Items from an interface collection
· · · · · · ·

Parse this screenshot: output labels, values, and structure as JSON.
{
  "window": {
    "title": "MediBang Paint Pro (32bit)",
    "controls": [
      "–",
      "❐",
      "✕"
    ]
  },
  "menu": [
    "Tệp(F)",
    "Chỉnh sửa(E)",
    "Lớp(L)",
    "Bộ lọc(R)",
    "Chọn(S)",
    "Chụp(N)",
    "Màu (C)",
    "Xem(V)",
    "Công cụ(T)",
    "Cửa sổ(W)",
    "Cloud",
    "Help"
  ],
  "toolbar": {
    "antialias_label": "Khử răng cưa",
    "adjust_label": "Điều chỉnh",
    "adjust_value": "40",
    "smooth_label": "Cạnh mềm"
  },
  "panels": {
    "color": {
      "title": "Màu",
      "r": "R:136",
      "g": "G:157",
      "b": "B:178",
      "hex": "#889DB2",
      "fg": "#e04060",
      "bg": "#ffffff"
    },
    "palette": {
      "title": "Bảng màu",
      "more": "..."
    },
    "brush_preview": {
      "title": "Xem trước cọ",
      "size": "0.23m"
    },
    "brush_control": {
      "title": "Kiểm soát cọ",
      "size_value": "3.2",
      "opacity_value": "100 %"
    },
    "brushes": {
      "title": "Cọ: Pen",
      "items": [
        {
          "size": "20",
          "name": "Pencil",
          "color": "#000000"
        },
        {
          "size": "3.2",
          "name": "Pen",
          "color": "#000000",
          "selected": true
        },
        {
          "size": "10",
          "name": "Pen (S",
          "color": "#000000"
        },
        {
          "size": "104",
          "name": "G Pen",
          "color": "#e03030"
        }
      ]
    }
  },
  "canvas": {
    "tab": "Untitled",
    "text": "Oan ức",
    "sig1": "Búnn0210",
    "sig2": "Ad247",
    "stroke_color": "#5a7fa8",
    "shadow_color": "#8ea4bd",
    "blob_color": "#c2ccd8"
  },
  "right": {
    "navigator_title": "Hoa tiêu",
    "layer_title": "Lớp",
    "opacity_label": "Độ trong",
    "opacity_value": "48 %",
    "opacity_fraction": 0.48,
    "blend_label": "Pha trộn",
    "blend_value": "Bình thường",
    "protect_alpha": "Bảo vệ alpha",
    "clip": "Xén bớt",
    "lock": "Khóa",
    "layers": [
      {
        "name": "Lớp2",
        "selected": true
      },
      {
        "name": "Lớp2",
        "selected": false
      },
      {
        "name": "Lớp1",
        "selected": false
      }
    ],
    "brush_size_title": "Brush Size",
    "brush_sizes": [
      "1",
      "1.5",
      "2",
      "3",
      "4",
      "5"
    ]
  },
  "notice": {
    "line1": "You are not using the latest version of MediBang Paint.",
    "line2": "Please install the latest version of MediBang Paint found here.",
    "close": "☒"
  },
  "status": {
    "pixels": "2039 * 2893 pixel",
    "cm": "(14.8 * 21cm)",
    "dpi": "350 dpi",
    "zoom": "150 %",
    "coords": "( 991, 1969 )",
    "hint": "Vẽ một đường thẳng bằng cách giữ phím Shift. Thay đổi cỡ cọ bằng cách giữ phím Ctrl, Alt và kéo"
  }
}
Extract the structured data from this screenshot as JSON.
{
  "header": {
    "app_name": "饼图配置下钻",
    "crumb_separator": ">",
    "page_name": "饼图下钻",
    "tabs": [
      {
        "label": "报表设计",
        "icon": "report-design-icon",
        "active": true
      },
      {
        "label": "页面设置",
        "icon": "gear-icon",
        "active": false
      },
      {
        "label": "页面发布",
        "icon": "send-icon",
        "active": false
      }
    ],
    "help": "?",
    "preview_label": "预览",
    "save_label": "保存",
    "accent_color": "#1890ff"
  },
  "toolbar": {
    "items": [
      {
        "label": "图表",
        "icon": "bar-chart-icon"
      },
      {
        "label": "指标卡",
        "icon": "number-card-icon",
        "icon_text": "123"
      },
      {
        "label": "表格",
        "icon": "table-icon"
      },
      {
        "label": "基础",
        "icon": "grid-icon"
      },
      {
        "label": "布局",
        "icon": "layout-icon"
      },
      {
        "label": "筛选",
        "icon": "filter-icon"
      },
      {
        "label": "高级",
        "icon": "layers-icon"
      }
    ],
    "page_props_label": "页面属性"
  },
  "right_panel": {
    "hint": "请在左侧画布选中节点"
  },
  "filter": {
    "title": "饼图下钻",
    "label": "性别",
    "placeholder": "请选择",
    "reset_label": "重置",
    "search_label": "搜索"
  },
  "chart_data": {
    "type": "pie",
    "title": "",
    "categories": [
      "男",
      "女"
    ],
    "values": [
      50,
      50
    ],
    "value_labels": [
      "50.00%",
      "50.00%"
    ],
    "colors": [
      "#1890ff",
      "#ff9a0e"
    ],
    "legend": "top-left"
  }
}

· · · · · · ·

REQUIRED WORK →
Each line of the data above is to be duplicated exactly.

ANSWER FOR THE TASK →
Parse this screenshot: output labels, values, and structure as JSON.
{
  "window": {
    "title": "MediBang Paint Pro (32bit)",
    "controls": [
      "–",
      "❐",
      "✕"
    ]
  },
  "menu": [
    "Tệp(F)",
    "Chỉnh sửa(E)",
    "Lớp(L)",
    "Bộ lọc(R)",
    "Chọn(S)",
    "Chụp(N)",
    "Màu (C)",
    "Xem(V)",
    "Công cụ(T)",
    "Cửa sổ(W)",
    "Cloud",
    "Help"
  ],
  "toolbar": {
    "antialias_label": "Khử răng cưa",
    "adjust_label": "Điều chỉnh",
    "adjust_value": "40",
    "smooth_label": "Cạnh mềm"
  },
  "panels": {
    "color": {
      "title": "Màu",
      "r": "R:136",
      "g": "G:157",
      "b": "B:178",
      "hex": "#889DB2",
      "fg": "#e04060",
      "bg": "#ffffff"
    },
    "palette": {
      "title": "Bảng màu",
      "more": "..."
    },
    "brush_preview": {
      "title": "Xem trước cọ",
      "size": "0.23m"
    },
    "brush_control": {
      "title": "Kiểm soát cọ",
      "size_value": "3.2",
      "opacity_value": "100 %"
    },
    "brushes": {
      "title": "Cọ: Pen",
      "items": [
        {
          "size": "20",
          "name": "Pencil",
          "color": "#000000"
        },
        {
          "size": "3.2",
          "name": "Pen",
          "color": "#000000",
          "selected": true
        },
        {
          "size": "10",
          "name": "Pen (S",
          "color": "#000000"
        },
        {
          "size": "104",
          "name": "G Pen",
          "color": "#e03030"
        }
      ]
    }
  },
  "canvas": {
    "tab": "Untitled",
    "text": "Oan ức",
    "sig1": "Búnn0210",
    "sig2": "Ad247",
    "stroke_color": "#5a7fa8",
    "shadow_color": "#8ea4bd",
    "blob_color": "#c2ccd8"
  },
  "right": {
    "navigator_title": "Hoa tiêu",
    "layer_title": "Lớp",
    "opacity_label": "Độ trong",
    "opacity_value": "48 %",
    "opacity_fraction": 0.48,
    "blend_label": "Pha trộn",
    "blend_value": "Bình thường",
    "protect_alpha": "Bảo vệ alpha",
    "clip": "Xén bớt",
    "lock": "Khóa",
    "layers": [
      {
        "name": "Lớp2",
        "selected": true
      },
      {
        "name": "Lớp2",
        "selected": false
      },
      {
        "name": "Lớp1",
        "selected": false
      }
    ],
    "brush_size_title": "Brush Size",
    "brush_sizes": [
      "1",
      "1.5",
      "2",
      "3",
      "4",
      "5"
    ]
  },
  "notice": {
    "line1": "You are not using the latest version of MediBang Paint.",
    "line2": "Please install the latest version of MediBang Paint found here.",
    "close": "☒"
  },
  "status": {
    "pixels": "2039 * 2893 pixel",
    "cm": "(14.8 * 21cm)",
    "dpi": "350 dpi",
    "zoom": "150 %",
    "coords": "( 991, 1969 )",
    "hint": "Vẽ một đường thẳng bằng cách giữ phím Shift. Thay đổi cỡ cọ bằng cách giữ phím Ctrl, Alt và kéo"
  }
}
Extract the structured data from this screenshot as JSON.
{
  "header": {
    "app_name": "饼图配置下钻",
    "crumb_separator": ">",
    "page_name": "饼图下钻",
    "tabs": [
      {
        "label": "报表设计",
        "icon": "report-design-icon",
        "active": true
      },
      {
        "label": "页面设置",
        "icon": "gear-icon",
        "active": false
      },
      {
        "label": "页面发布",
        "icon": "send-icon",
        "active": false
      }
    ],
    "help": "?",
    "preview_label": "预览",
    "save_label": "保存",
    "accent_color": "#1890ff"
  },
  "toolbar": {
    "items": [
      {
        "label": "图表",
        "icon": "bar-chart-icon"
      },
      {
        "label": "指标卡",
        "icon": "number-card-icon",
        "icon_text": "123"
      },
      {
        "label": "表格",
        "icon": "table-icon"
      },
      {
        "label": "基础",
        "icon": "grid-icon"
      },
      {
        "label": "布局",
        "icon": "layout-icon"
      },
      {
        "label": "筛选",
        "icon": "filter-icon"
      },
      {
        "label": "高级",
        "icon": "layers-icon"
      }
    ],
    "page_props_label": "页面属性"
  },
  "right_panel": {
    "hint": "请在左侧画布选中节点"
  },
  "filter": {
    "title": "饼图下钻",
    "label": "性别",
    "placeholder": "请选择",
    "reset_label": "重置",
    "search_label": "搜索"
  },
  "chart_data": {
    "type": "pie",
    "title": "",
    "categories": [
      "男",
      "女"
    ],
    "values": [
      50,
      50
    ],
    "value_labels": [
      "50.00%",
      "50.00%"
    ],
    "colors": [
      "#1890ff",
      "#ff9a0e"
    ],
    "legend": "top-left"
  }
}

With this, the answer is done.